Prompt - Every word of the data below has to be copied faithfully.
Study material section start
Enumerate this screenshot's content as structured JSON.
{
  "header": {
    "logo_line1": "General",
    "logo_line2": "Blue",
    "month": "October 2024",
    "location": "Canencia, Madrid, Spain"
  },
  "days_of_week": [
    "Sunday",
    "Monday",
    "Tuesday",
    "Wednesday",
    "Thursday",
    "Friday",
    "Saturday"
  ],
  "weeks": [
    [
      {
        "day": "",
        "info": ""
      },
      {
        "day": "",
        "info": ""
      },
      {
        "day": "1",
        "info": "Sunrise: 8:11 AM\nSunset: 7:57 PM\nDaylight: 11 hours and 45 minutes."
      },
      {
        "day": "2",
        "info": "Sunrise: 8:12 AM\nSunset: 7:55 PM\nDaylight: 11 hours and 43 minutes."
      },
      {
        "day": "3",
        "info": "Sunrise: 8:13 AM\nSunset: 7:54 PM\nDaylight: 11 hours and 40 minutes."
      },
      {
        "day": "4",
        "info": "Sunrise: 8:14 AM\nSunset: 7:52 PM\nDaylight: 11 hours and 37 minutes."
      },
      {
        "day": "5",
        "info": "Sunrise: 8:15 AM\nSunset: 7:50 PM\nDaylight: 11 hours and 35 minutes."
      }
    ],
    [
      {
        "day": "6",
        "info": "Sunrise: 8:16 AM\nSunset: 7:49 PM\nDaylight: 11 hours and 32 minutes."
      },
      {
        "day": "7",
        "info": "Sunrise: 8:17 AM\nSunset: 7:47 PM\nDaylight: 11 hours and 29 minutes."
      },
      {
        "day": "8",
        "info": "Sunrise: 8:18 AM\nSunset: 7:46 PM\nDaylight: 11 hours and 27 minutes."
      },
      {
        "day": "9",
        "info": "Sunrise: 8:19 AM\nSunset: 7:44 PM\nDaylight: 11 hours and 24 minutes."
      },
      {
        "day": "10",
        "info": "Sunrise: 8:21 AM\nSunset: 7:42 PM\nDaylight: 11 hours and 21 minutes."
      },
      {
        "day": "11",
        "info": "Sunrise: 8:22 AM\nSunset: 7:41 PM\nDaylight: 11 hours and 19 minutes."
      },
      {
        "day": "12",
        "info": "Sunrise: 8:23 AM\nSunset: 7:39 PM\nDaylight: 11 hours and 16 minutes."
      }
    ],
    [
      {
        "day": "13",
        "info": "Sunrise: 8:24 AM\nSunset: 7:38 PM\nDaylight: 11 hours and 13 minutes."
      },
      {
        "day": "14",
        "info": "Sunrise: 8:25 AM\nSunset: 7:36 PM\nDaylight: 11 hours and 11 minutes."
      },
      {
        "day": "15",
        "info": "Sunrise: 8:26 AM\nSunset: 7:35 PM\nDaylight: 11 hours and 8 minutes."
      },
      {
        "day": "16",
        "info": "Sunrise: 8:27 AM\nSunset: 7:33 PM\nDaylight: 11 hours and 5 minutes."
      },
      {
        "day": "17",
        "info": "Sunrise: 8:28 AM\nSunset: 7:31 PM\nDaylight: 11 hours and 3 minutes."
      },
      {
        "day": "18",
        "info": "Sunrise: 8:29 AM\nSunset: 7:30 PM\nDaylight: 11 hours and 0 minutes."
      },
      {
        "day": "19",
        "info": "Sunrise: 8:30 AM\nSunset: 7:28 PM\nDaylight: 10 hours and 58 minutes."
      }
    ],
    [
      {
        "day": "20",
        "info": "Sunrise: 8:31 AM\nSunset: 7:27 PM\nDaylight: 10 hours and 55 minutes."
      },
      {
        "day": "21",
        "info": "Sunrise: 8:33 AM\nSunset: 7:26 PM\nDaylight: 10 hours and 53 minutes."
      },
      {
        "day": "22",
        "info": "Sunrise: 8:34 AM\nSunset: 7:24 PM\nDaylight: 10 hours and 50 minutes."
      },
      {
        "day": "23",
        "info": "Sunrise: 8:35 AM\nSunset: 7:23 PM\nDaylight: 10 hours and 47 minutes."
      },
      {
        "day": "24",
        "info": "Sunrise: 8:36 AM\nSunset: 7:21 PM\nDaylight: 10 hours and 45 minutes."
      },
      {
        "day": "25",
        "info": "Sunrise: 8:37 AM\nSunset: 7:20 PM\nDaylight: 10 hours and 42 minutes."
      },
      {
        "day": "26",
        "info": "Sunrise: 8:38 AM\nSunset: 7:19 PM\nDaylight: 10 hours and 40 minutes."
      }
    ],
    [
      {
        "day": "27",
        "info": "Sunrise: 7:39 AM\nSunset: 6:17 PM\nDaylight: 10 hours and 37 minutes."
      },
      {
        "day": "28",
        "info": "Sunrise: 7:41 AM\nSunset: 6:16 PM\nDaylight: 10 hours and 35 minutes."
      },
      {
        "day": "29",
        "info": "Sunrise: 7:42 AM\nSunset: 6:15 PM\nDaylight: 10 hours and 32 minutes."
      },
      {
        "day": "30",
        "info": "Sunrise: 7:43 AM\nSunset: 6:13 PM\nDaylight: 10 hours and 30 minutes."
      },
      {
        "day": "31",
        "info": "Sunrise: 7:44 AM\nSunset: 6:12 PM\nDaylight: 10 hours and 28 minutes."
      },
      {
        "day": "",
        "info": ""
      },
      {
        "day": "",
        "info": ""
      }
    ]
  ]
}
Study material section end
Exercise answer -
Enumerate this screenshot's content as structured JSON.
{
  "header": {
    "logo_line1": "General",
    "logo_line2": "Blue",
    "month": "October 2024",
    "location": "Canencia, Madrid, Spain"
  },
  "days_of_week": [
    "Sunday",
    "Monday",
    "Tuesday",
    "Wednesday",
    "Thursday",
    "Friday",
    "Saturday"
  ],
  "weeks": [
    [
      {
        "day": "",
        "info": ""
      },
      {
        "day": "",
        "info": ""
      },
      {
        "day": "1",
        "info": "Sunrise: 8:11 AM\nSunset: 7:57 PM\nDaylight: 11 hours and 45 minutes."
      },
      {
        "day": "2",
        "info": "Sunrise: 8:12 AM\nSunset: 7:55 PM\nDaylight: 11 hours and 43 minutes."
      },
      {
        "day": "3",
        "info": "Sunrise: 8:13 AM\nSunset: 7:54 PM\nDaylight: 11 hours and 40 minutes."
      },
      {
        "day": "4",
        "info": "Sunrise: 8:14 AM\nSunset: 7:52 PM\nDaylight: 11 hours and 37 minutes."
      },
      {
        "day": "5",
        "info": "Sunrise: 8:15 AM\nSunset: 7:50 PM\nDaylight: 11 hours and 35 minutes."
      }
    ],
    [
      {
        "day": "6",
        "info": "Sunrise: 8:16 AM\nSunset: 7:49 PM\nDaylight: 11 hours and 32 minutes."
      },
      {
        "day": "7",
        "info": "Sunrise: 8:17 AM\nSunset: 7:47 PM\nDaylight: 11 hours and 29 minutes."
      },
      {
        "day": "8",
        "info": "Sunrise: 8:18 AM\nSunset: 7:46 PM\nDaylight: 11 hours and 27 minutes."
      },
      {
        "day": "9",
        "info": "Sunrise: 8:19 AM\nSunset: 7:44 PM\nDaylight: 11 hours and 24 minutes."
      },
      {
        "day": "10",
        "info": "Sunrise: 8:21 AM\nSunset: 7:42 PM\nDaylight: 11 hours and 21 minutes."
      },
      {
        "day": "11",
        "info": "Sunrise: 8:22 AM\nSunset: 7:41 PM\nDaylight: 11 hours and 19 minutes."
      },
      {
        "day": "12",
        "info": "Sunrise: 8:23 AM\nSunset: 7:39 PM\nDaylight: 11 hours and 16 minutes."
      }
    ],
    [
      {
        "day": "13",
        "info": "Sunrise: 8:24 AM\nSunset: 7:38 PM\nDaylight: 11 hours and 13 minutes."
      },
      {
        "day": "14",
        "info": "Sunrise: 8:25 AM\nSunset: 7:36 PM\nDaylight: 11 hours and 11 minutes."
      },
      {
        "day": "15",
        "info": "Sunrise: 8:26 AM\nSunset: 7:35 PM\nDaylight: 11 hours and 8 minutes."
      },
      {
        "day": "16",
        "info": "Sunrise: 8:27 AM\nSunset: 7:33 PM\nDaylight: 11 hours and 5 minutes."
      },
      {
        "day": "17",
        "info": "Sunrise: 8:28 AM\nSunset: 7:31 PM\nDaylight: 11 hours and 3 minutes."
      },
      {
        "day": "18",
        "info": "Sunrise: 8:29 AM\nSunset: 7:30 PM\nDaylight: 11 hours and 0 minutes."
      },
      {
        "day": "19",
        "info": "Sunrise: 8:30 AM\nSunset: 7:28 PM\nDaylight: 10 hours and 58 minutes."
      }
    ],
    [
      {
        "day": "20",
        "info": "Sunrise: 8:31 AM\nSunset: 7:27 PM\nDaylight: 10 hours and 55 minutes."
      },
      {
        "day": "21",
        "info": "Sunrise: 8:33 AM\nSunset: 7:26 PM\nDaylight: 10 hours and 53 minutes."
      },
      {
        "day": "22",
        "info": "Sunrise: 8:34 AM\nSunset: 7:24 PM\nDaylight: 10 hours and 50 minutes."
      },
      {
        "day": "23",
        "info": "Sunrise: 8:35 AM\nSunset: 7:23 PM\nDaylight: 10 hours and 47 minutes."
      },
      {
        "day": "24",
        "info": "Sunrise: 8:36 AM\nSunset: 7:21 PM\nDaylight: 10 hours and 45 minutes."
      },
      {
        "day": "25",
        "info": "Sunrise: 8:37 AM\nSunset: 7:20 PM\nDaylight: 10 hours and 42 minutes."
      },
      {
        "day": "26",
        "info": "Sunrise: 8:38 AM\nSunset: 7:19 PM\nDaylight: 10 hours and 40 minutes."
      }
    ],
    [
      {
        "day": "27",
        "info": "Sunrise: 7:39 AM\nSunset: 6:17 PM\nDaylight: 10 hours and 37 minutes."
      },
      {
        "day": "28",
        "info": "Sunrise: 7:41 AM\nSunset: 6:16 PM\nDaylight: 10 hours and 35 minutes."
      },
      {
        "day": "29",
        "info": "Sunrise: 7:42 AM\nSunset: 6:15 PM\nDaylight: 10 hours and 32 minutes."
      },
      {
        "day": "30",
        "info": "Sunrise: 7:43 AM\nSunset: 6:13 PM\nDaylight: 10 hours and 30 minutes."
      },
      {
        "day": "31",
        "info": "Sunrise: 7:44 AM\nSunset: 6:12 PM\nDaylight: 10 hours and 28 minutes."
      },
      {
        "day": "",
        "info": ""
      },
      {
        "day": "",
        "info": ""
      }
    ]
  ]
}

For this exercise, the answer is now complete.